In the mid-1990s, investment took off with deregulation of industrial activity. Further revival of investment activity will depend on reforms in infrastructure sectors. Investment activity will also revive with improvement in governance. We have a wealth of lessons in the unrealized foreign investment proposals of the last 10 years.

There has to be a shift in government policy in spending in favour of the creation of assets and infrastructure. Institutional changes to make effective public or private investment in infrastructure possible need consideration. Revenue mobilization should not be side-tracked. Raising revenues for improving competitiveness of agriculture and industry would be an essential step in the path towards higher growth.

Can the high growth rates be sustained? It would be difficult to fully address this question if we ignore the condition of the economy at the state level. The states will have to play an equal role in reviving investment expenditures. The fiscal position of the governments at the state level, however, does not allow them to make investments in infrastructure. This is not merely because of a lack of resource, but due to misplaced priorities in spending. Mechanisms for introducing user charges for services rendered by the government are generally inadequate. Equally, mechanisms for monitoring the effectiveness of expenditures in providing services appear to be inadequate.
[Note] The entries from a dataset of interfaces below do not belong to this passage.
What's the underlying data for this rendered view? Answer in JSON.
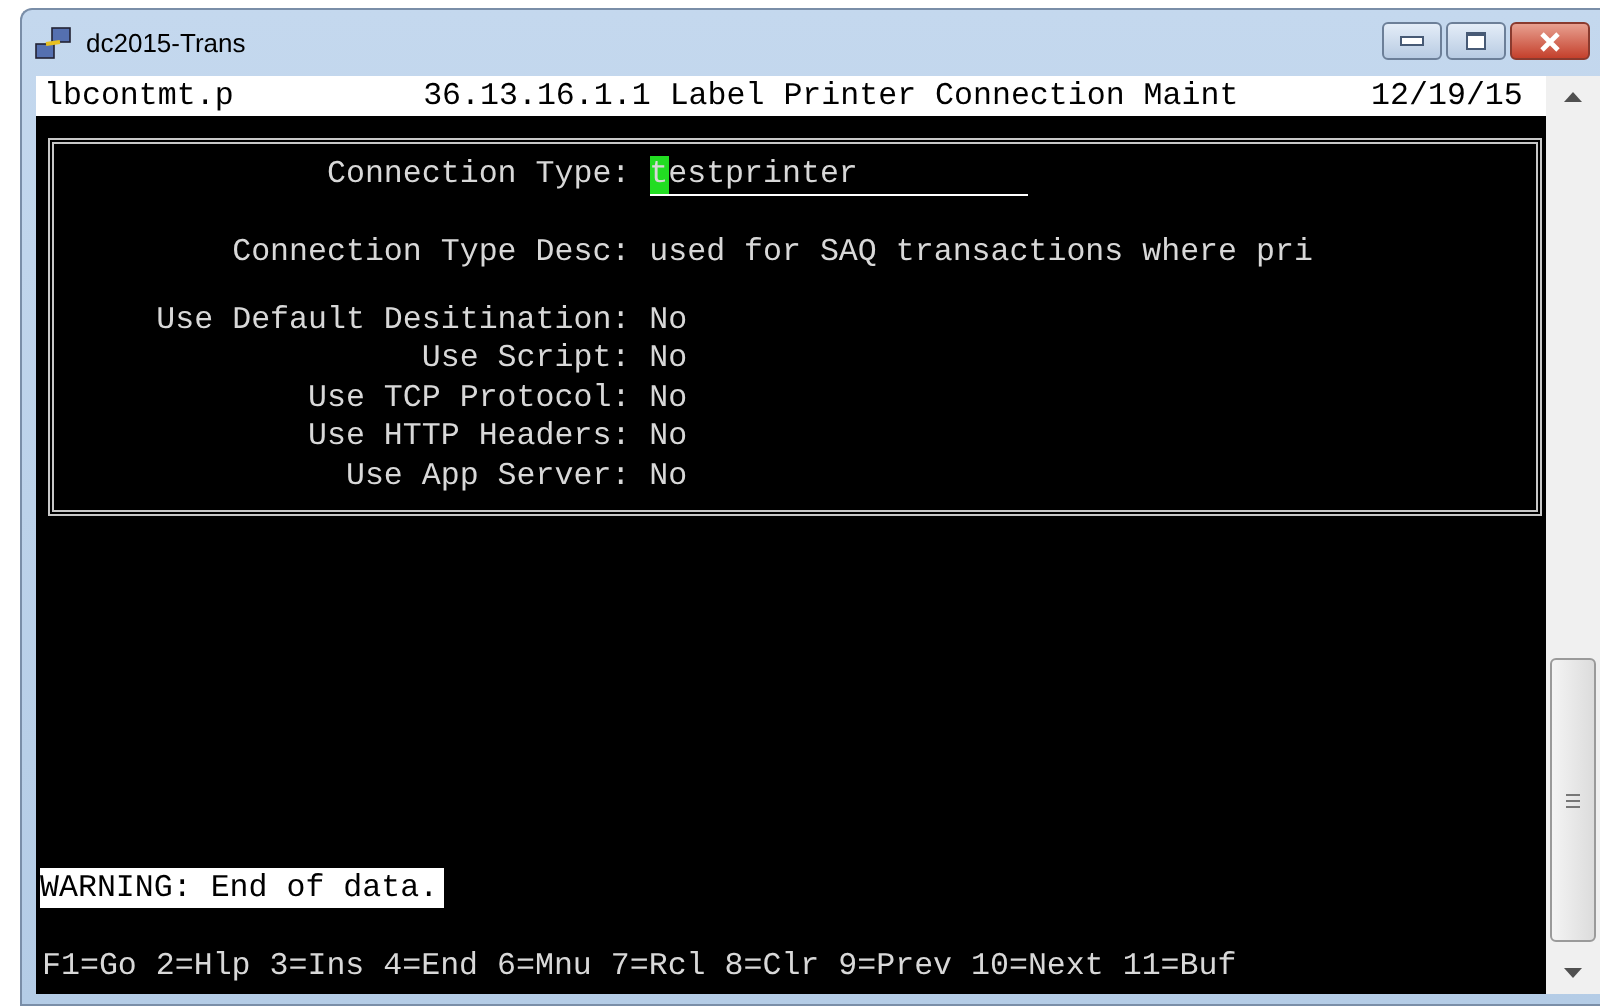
{
  "window": {
    "title": "dc2015-Trans"
  },
  "header": {
    "program": "lbcontmt.p",
    "title": "36.13.16.1.1 Label Printer Connection Maint",
    "date": "12/19/15"
  },
  "form": {
    "connection_type": {
      "label": "Connection Type:",
      "value": "testprinter",
      "focused": true
    },
    "description": {
      "label": "Connection Type Desc:",
      "value": "used for SAQ transactions where pri"
    },
    "fields": [
      {
        "label": "Use Default Desitination:",
        "value": "No"
      },
      {
        "label": "Use Script:",
        "value": "No"
      },
      {
        "label": "Use TCP Protocol:",
        "value": "No"
      },
      {
        "label": "Use HTTP Headers:",
        "value": "No"
      },
      {
        "label": "Use App Server:",
        "value": "No"
      }
    ]
  },
  "message": "WARNING: End of data.",
  "function_keys": "F1=Go 2=Hlp 3=Ins 4=End 6=Mnu 7=Rcl 8=Clr 9=Prev 10=Next 11=Buf"
}
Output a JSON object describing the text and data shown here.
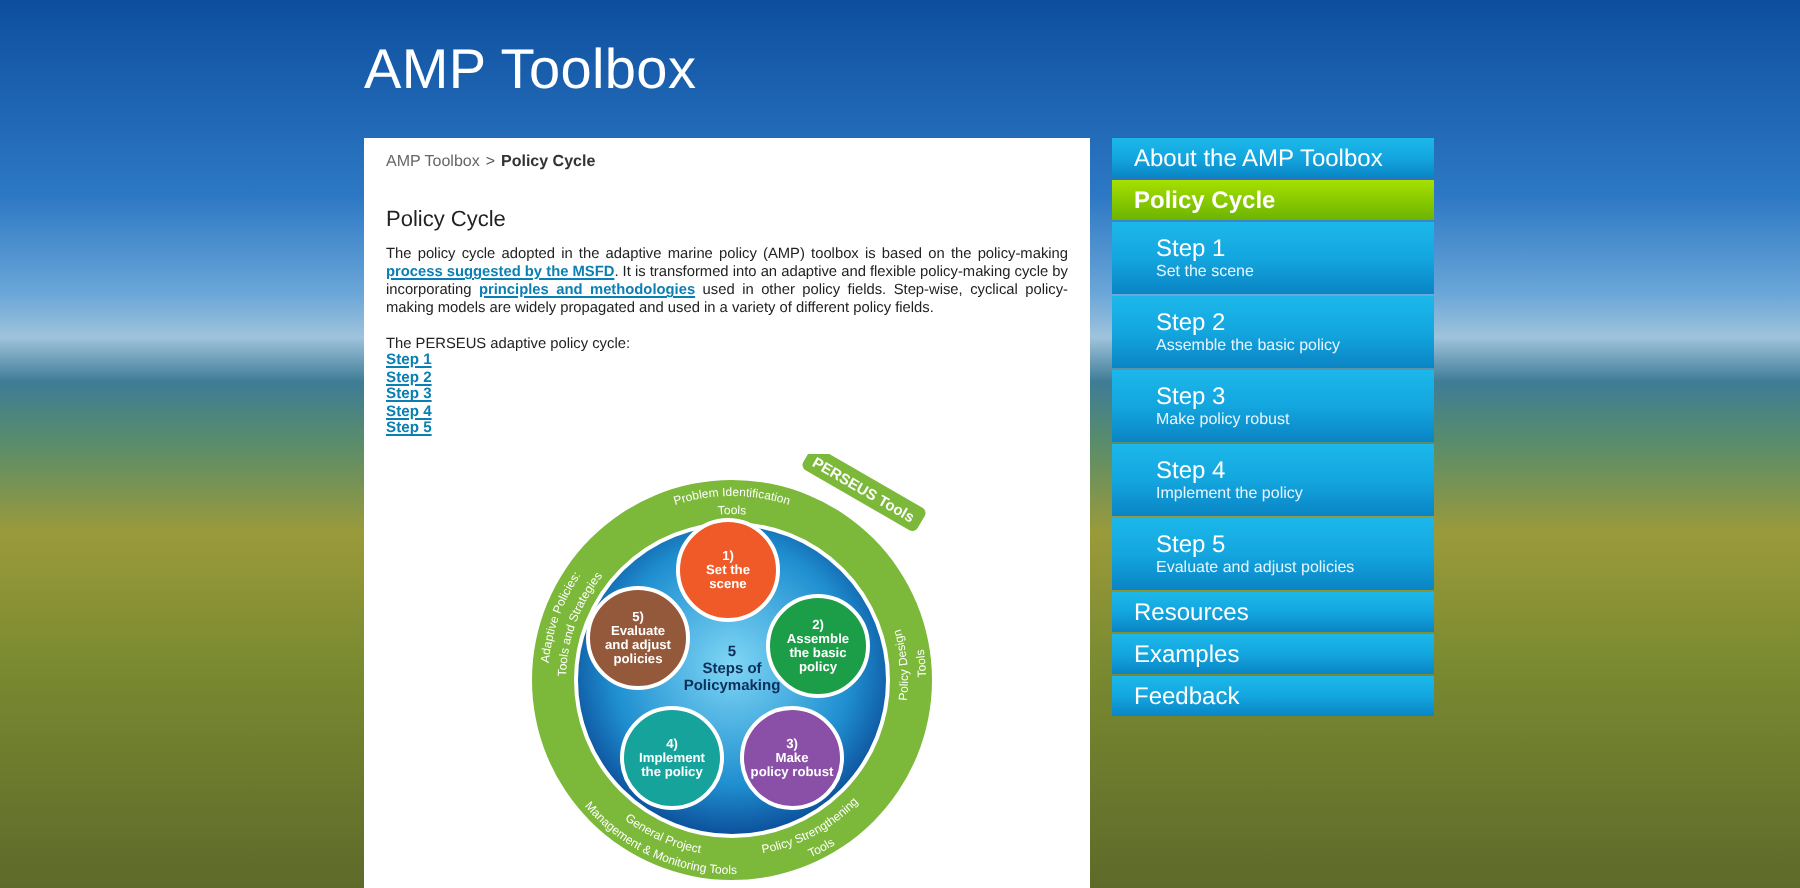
{
  "header": {
    "title": "AMP Toolbox"
  },
  "breadcrumb": {
    "items": [
      {
        "label": "AMP Toolbox",
        "current": false
      },
      {
        "label": "Policy Cycle",
        "current": true
      }
    ],
    "separator": ">"
  },
  "content": {
    "heading": "Policy Cycle",
    "paragraph": [
      {
        "text": "The policy cycle adopted in the adaptive marine policy (AMP) toolbox is based on the policy-making ",
        "link": false
      },
      {
        "text": "process suggested by the MSFD",
        "link": true
      },
      {
        "text": ". It is transformed into an adaptive and flexible policy-making cycle by incorporating ",
        "link": false
      },
      {
        "text": "principles and methodologies",
        "link": true
      },
      {
        "text": " used in other policy fields. Step-wise, cyclical policy-making models are widely propagated and used in a variety of different policy fields.",
        "link": false
      }
    ],
    "intro": "The PERSEUS adaptive policy cycle:",
    "step_links": [
      "Step 1",
      "Step 2",
      "Step 3",
      "Step 4",
      "Step 5"
    ]
  },
  "diagram": {
    "center": [
      "5",
      "Steps of",
      "Policymaking"
    ],
    "badge": "PERSEUS Tools",
    "steps": [
      {
        "number": "1)",
        "lines": [
          "Set the",
          "scene"
        ],
        "color": "#f05a28"
      },
      {
        "number": "5)",
        "lines": [
          "Evaluate",
          "and adjust",
          "policies"
        ],
        "color": "#94583a"
      },
      {
        "number": "2)",
        "lines": [
          "Assemble",
          "the basic",
          "policy"
        ],
        "color": "#1c9e48"
      },
      {
        "number": "4)",
        "lines": [
          "Implement",
          "the policy"
        ],
        "color": "#16a39b"
      },
      {
        "number": "3)",
        "lines": [
          "Make",
          "policy robust"
        ],
        "color": "#8a4fa6"
      }
    ],
    "ring_labels": [
      {
        "lines": [
          "Problem Identification",
          "Tools"
        ]
      },
      {
        "lines": [
          "Adaptive Policies:",
          "Tools and Strategies"
        ]
      },
      {
        "lines": [
          "Policy Design",
          "Tools"
        ]
      },
      {
        "lines": [
          "General Project",
          "Management & Monitoring Tools"
        ]
      },
      {
        "lines": [
          "Policy Strengthening",
          "Tools"
        ]
      }
    ]
  },
  "sidebar": {
    "items": [
      {
        "kind": "section",
        "label": "About the AMP Toolbox",
        "selected": false
      },
      {
        "kind": "section",
        "label": "Policy Cycle",
        "selected": true
      },
      {
        "kind": "step",
        "label": "Step 1",
        "subtitle": "Set the scene",
        "selected": false
      },
      {
        "kind": "step",
        "label": "Step 2",
        "subtitle": "Assemble the basic policy",
        "selected": false
      },
      {
        "kind": "step",
        "label": "Step 3",
        "subtitle": "Make policy robust",
        "selected": false
      },
      {
        "kind": "step",
        "label": "Step 4",
        "subtitle": "Implement the policy",
        "selected": false
      },
      {
        "kind": "step",
        "label": "Step 5",
        "subtitle": "Evaluate and adjust policies",
        "selected": false
      },
      {
        "kind": "section",
        "label": "Resources",
        "selected": false
      },
      {
        "kind": "section",
        "label": "Examples",
        "selected": false
      },
      {
        "kind": "section",
        "label": "Feedback",
        "selected": false
      }
    ]
  }
}
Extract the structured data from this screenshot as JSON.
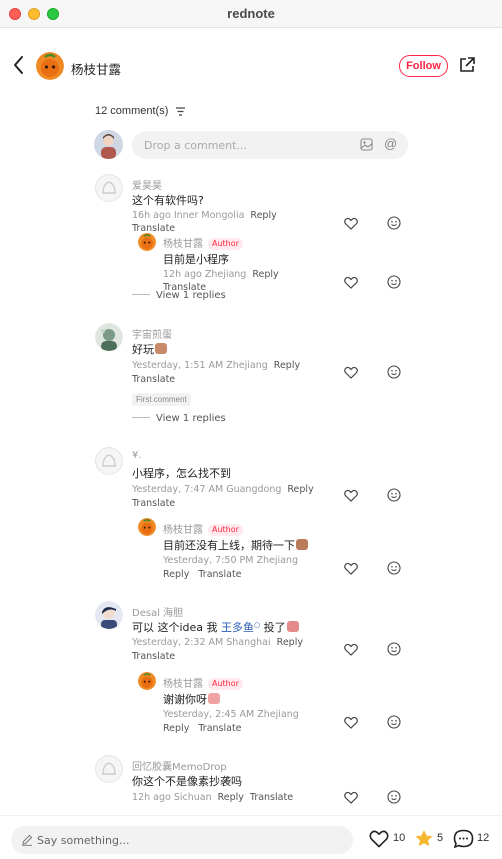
{
  "window": {
    "title": "rednote"
  },
  "header": {
    "username": "杨枝甘露",
    "follow_label": "Follow"
  },
  "comments_header": {
    "count_label": "12 comment(s)"
  },
  "comment_input": {
    "placeholder": "Drop a comment..."
  },
  "comments": [
    {
      "user": "爱昊昊",
      "text": "这个有软件吗?",
      "meta": "16h ago Inner Mongolia",
      "reply": "Reply",
      "translate": "Translate",
      "replies": [
        {
          "user": "杨枝甘露",
          "badge": "Author",
          "text": "目前是小程序",
          "meta": "12h ago Zhejiang",
          "reply": "Reply",
          "translate": "Translate"
        }
      ],
      "view_replies": "View 1 replies"
    },
    {
      "user": "宇宙煎蛋",
      "text": "好玩",
      "meta": "Yesterday, 1:51 AM Zhejiang",
      "reply": "Reply",
      "translate": "Translate",
      "tag": "First comment",
      "view_replies": "View 1 replies"
    },
    {
      "user": "¥.",
      "text": "小程序，怎么找不到",
      "meta": "Yesterday, 7:47 AM Guangdong",
      "reply": "Reply",
      "translate": "Translate",
      "replies": [
        {
          "user": "杨枝甘露",
          "badge": "Author",
          "text": "目前还没有上线，期待一下",
          "meta": "Yesterday, 7:50 PM Zhejiang",
          "reply": "Reply",
          "translate": "Translate"
        }
      ]
    },
    {
      "user": "Desal 海胆",
      "text_before": "可以 这个idea 我 ",
      "mention": "王多鱼",
      "text_after": " 投了",
      "meta": "Yesterday, 2:32 AM Shanghai",
      "reply": "Reply",
      "translate": "Translate",
      "replies": [
        {
          "user": "杨枝甘露",
          "badge": "Author",
          "text": "谢谢你呀",
          "meta": "Yesterday, 2:45 AM Zhejiang",
          "reply": "Reply",
          "translate": "Translate"
        }
      ]
    },
    {
      "user": "回忆胶囊MemoDrop",
      "text": "你这个不是像素抄袭吗",
      "meta": "12h ago Sichuan",
      "reply": "Reply",
      "translate": "Translate"
    }
  ],
  "bottom_bar": {
    "placeholder": "Say something...",
    "likes": "10",
    "stars": "5",
    "comments": "12"
  },
  "colors": {
    "accent": "#ff2442",
    "mention": "#2c5cb4",
    "star": "#f5b82e"
  },
  "icons": [
    "back-arrow-icon",
    "share-icon",
    "filter-icon",
    "image-icon",
    "at-icon",
    "heart-icon",
    "emoji-icon",
    "pen-icon",
    "star-icon",
    "chat-bubble-icon"
  ]
}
Systematic and faster methods for assessing performance of government programmes and corrective actions at the state level are more likely to improve governance.

The performance of states such as Gujarat, Maharashtra and Karnataka in attracting new investments relative to the others requires an understanding of the strengths and weaknesses of alternative approaches. Irrigation proved to be the key to the success of agriculture. States where potential existed benefited. Investment in infrastructure for developing human resources will help the states in attracting investments. But good governance may also prove to be a key to success in industrial growth.

The challenge is not merely one of raising resources for new investments, but to make investments that will be globally competitive. The role of the government will not end by withdrawing constraints on private sector participation. It should find efficient ways of creating conditions for higher economic growth. The medium term prospects, therefore, will depend on the extent to which reforms proceed further. Disinvestment programmes, infrastructure investments and their impact on capital inflows and exports hold the key for sustaining the present momentum of growth.


* The views expressed are the author’s personal positions.